What is needed is a word-for-word copy of all the entries, minus the pictures.

(Stored records)
════

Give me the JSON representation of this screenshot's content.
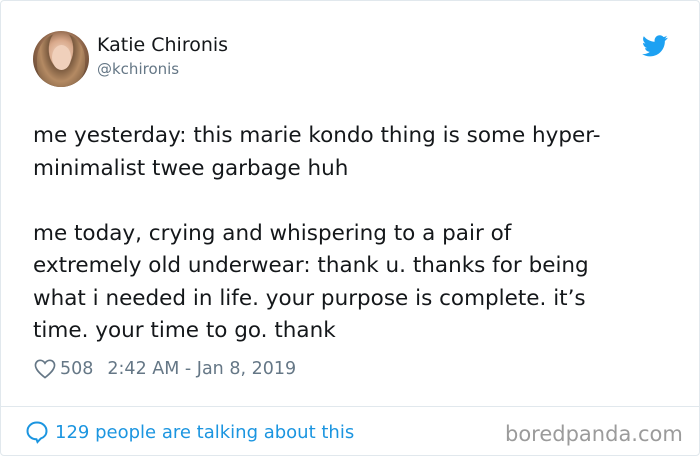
{
  "author": {
    "name": "Katie Chironis",
    "handle": "@kchironis"
  },
  "tweet": {
    "text": "me yesterday: this marie kondo thing is some hyper-\nminimalist twee garbage huh\n\nme today, crying and whispering to a pair of\nextremely old underwear: thank u. thanks for being\nwhat i needed in life. your purpose is complete. it’s\ntime. your time to go. thank",
    "likes": "508",
    "timestamp": "2:42 AM - Jan 8, 2019"
  },
  "footer": {
    "talking_label": "129 people are talking about this",
    "watermark": "boredpanda.com"
  },
  "icons": {
    "brand": "twitter-bird-icon",
    "like": "heart-icon",
    "reply": "speech-bubble-icon"
  },
  "colors": {
    "twitter_blue": "#1da1f2",
    "link_blue": "#1b95e0",
    "secondary_text": "#657786",
    "watermark_gray": "#9b9b9b"
  }
}
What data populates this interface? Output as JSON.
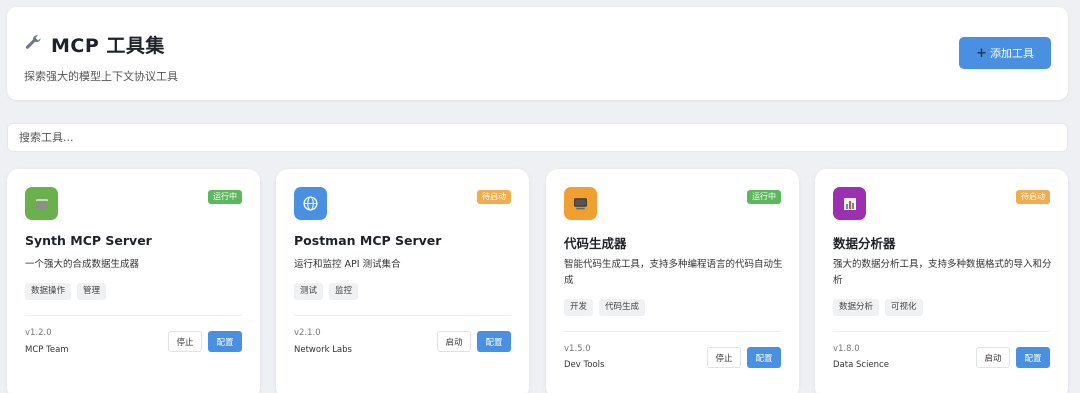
{
  "header": {
    "title": "MCP 工具集",
    "subtitle": "探索强大的模型上下文协议工具",
    "add_label": "添加工具",
    "wrench_icon": "wrench-icon"
  },
  "search": {
    "placeholder": "搜索工具...",
    "value": ""
  },
  "colors": {
    "accent": "#4a90e2",
    "running": "#5cb85c",
    "pending": "#f0ad4e"
  },
  "cards": [
    {
      "name": "Synth MCP Server",
      "status": "运行中",
      "status_kind": "running",
      "icon": "folder-icon",
      "icon_bg": "#6ab04c",
      "description": "一个强大的合成数据生成器",
      "tags": [
        "数据操作",
        "管理"
      ],
      "version": "v1.2.0",
      "author": "MCP Team",
      "action_label": "停止",
      "config_label": "配置"
    },
    {
      "name": "Postman MCP Server",
      "status": "待启动",
      "status_kind": "pending",
      "icon": "globe-icon",
      "icon_bg": "#4a90e2",
      "description": "运行和监控 API 测试集合",
      "tags": [
        "测试",
        "监控"
      ],
      "version": "v2.1.0",
      "author": "Network Labs",
      "action_label": "启动",
      "config_label": "配置"
    },
    {
      "name": "代码生成器",
      "status": "运行中",
      "status_kind": "running",
      "icon": "computer-icon",
      "icon_bg": "#f0a030",
      "description": "智能代码生成工具，支持多种编程语言的代码自动生成",
      "tags": [
        "开发",
        "代码生成"
      ],
      "version": "v1.5.0",
      "author": "Dev Tools",
      "action_label": "停止",
      "config_label": "配置"
    },
    {
      "name": "数据分析器",
      "status": "待启动",
      "status_kind": "pending",
      "icon": "bar-chart-icon",
      "icon_bg": "#9b30b0",
      "description": "强大的数据分析工具，支持多种数据格式的导入和分析",
      "tags": [
        "数据分析",
        "可视化"
      ],
      "version": "v1.8.0",
      "author": "Data Science",
      "action_label": "启动",
      "config_label": "配置"
    }
  ]
}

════

Reply:
Give me the JSON representation of this screenshot's content.
{
  "author": {
    "name": "Katie Chironis",
    "handle": "@kchironis"
  },
  "tweet": {
    "text": "me yesterday: this marie kondo thing is some hyper-\nminimalist twee garbage huh\n\nme today, crying and whispering to a pair of\nextremely old underwear: thank u. thanks for being\nwhat i needed in life. your purpose is complete. it’s\ntime. your time to go. thank",
    "likes": "508",
    "timestamp": "2:42 AM - Jan 8, 2019"
  },
  "footer": {
    "talking_label": "129 people are talking about this",
    "watermark": "boredpanda.com"
  },
  "icons": {
    "brand": "twitter-bird-icon",
    "like": "heart-icon",
    "reply": "speech-bubble-icon"
  },
  "colors": {
    "twitter_blue": "#1da1f2",
    "link_blue": "#1b95e0",
    "secondary_text": "#657786",
    "watermark_gray": "#9b9b9b"
  }
}
What data populates this interface? Output as JSON.
{
  "header": {
    "title": "MCP 工具集",
    "subtitle": "探索强大的模型上下文协议工具",
    "add_label": "添加工具",
    "wrench_icon": "wrench-icon"
  },
  "search": {
    "placeholder": "搜索工具...",
    "value": ""
  },
  "colors": {
    "accent": "#4a90e2",
    "running": "#5cb85c",
    "pending": "#f0ad4e"
  },
  "cards": [
    {
      "name": "Synth MCP Server",
      "status": "运行中",
      "status_kind": "running",
      "icon": "folder-icon",
      "icon_bg": "#6ab04c",
      "description": "一个强大的合成数据生成器",
      "tags": [
        "数据操作",
        "管理"
      ],
      "version": "v1.2.0",
      "author": "MCP Team",
      "action_label": "停止",
      "config_label": "配置"
    },
    {
      "name": "Postman MCP Server",
      "status": "待启动",
      "status_kind": "pending",
      "icon": "globe-icon",
      "icon_bg": "#4a90e2",
      "description": "运行和监控 API 测试集合",
      "tags": [
        "测试",
        "监控"
      ],
      "version": "v2.1.0",
      "author": "Network Labs",
      "action_label": "启动",
      "config_label": "配置"
    },
    {
      "name": "代码生成器",
      "status": "运行中",
      "status_kind": "running",
      "icon": "computer-icon",
      "icon_bg": "#f0a030",
      "description": "智能代码生成工具，支持多种编程语言的代码自动生成",
      "tags": [
        "开发",
        "代码生成"
      ],
      "version": "v1.5.0",
      "author": "Dev Tools",
      "action_label": "停止",
      "config_label": "配置"
    },
    {
      "name": "数据分析器",
      "status": "待启动",
      "status_kind": "pending",
      "icon": "bar-chart-icon",
      "icon_bg": "#9b30b0",
      "description": "强大的数据分析工具，支持多种数据格式的导入和分析",
      "tags": [
        "数据分析",
        "可视化"
      ],
      "version": "v1.8.0",
      "author": "Data Science",
      "action_label": "启动",
      "config_label": "配置"
    }
  ]
}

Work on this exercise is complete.